[Data records]
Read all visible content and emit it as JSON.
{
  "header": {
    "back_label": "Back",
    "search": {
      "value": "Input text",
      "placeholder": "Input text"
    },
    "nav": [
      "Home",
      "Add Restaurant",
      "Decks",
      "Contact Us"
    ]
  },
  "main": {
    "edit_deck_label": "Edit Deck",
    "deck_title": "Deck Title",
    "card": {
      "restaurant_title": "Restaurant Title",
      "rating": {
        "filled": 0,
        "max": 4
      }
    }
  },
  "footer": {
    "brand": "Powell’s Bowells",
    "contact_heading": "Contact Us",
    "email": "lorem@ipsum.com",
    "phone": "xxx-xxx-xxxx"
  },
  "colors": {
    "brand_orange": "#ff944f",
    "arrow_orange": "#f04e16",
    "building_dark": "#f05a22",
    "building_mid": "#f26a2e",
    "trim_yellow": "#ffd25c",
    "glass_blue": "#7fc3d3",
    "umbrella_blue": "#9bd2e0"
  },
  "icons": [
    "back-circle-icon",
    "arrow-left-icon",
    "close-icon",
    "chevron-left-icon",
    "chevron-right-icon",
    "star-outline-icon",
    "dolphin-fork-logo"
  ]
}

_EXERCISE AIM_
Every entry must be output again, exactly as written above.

_RESPONSE BELOW_
Read all visible content and emit it as JSON.
{
  "header": {
    "back_label": "Back",
    "search": {
      "value": "Input text",
      "placeholder": "Input text"
    },
    "nav": [
      "Home",
      "Add Restaurant",
      "Decks",
      "Contact Us"
    ]
  },
  "main": {
    "edit_deck_label": "Edit Deck",
    "deck_title": "Deck Title",
    "card": {
      "restaurant_title": "Restaurant Title",
      "rating": {
        "filled": 0,
        "max": 4
      }
    }
  },
  "footer": {
    "brand": "Powell’s Bowells",
    "contact_heading": "Contact Us",
    "email": "lorem@ipsum.com",
    "phone": "xxx-xxx-xxxx"
  },
  "colors": {
    "brand_orange": "#ff944f",
    "arrow_orange": "#f04e16",
    "building_dark": "#f05a22",
    "building_mid": "#f26a2e",
    "trim_yellow": "#ffd25c",
    "glass_blue": "#7fc3d3",
    "umbrella_blue": "#9bd2e0"
  },
  "icons": [
    "back-circle-icon",
    "arrow-left-icon",
    "close-icon",
    "chevron-left-icon",
    "chevron-right-icon",
    "star-outline-icon",
    "dolphin-fork-logo"
  ]
}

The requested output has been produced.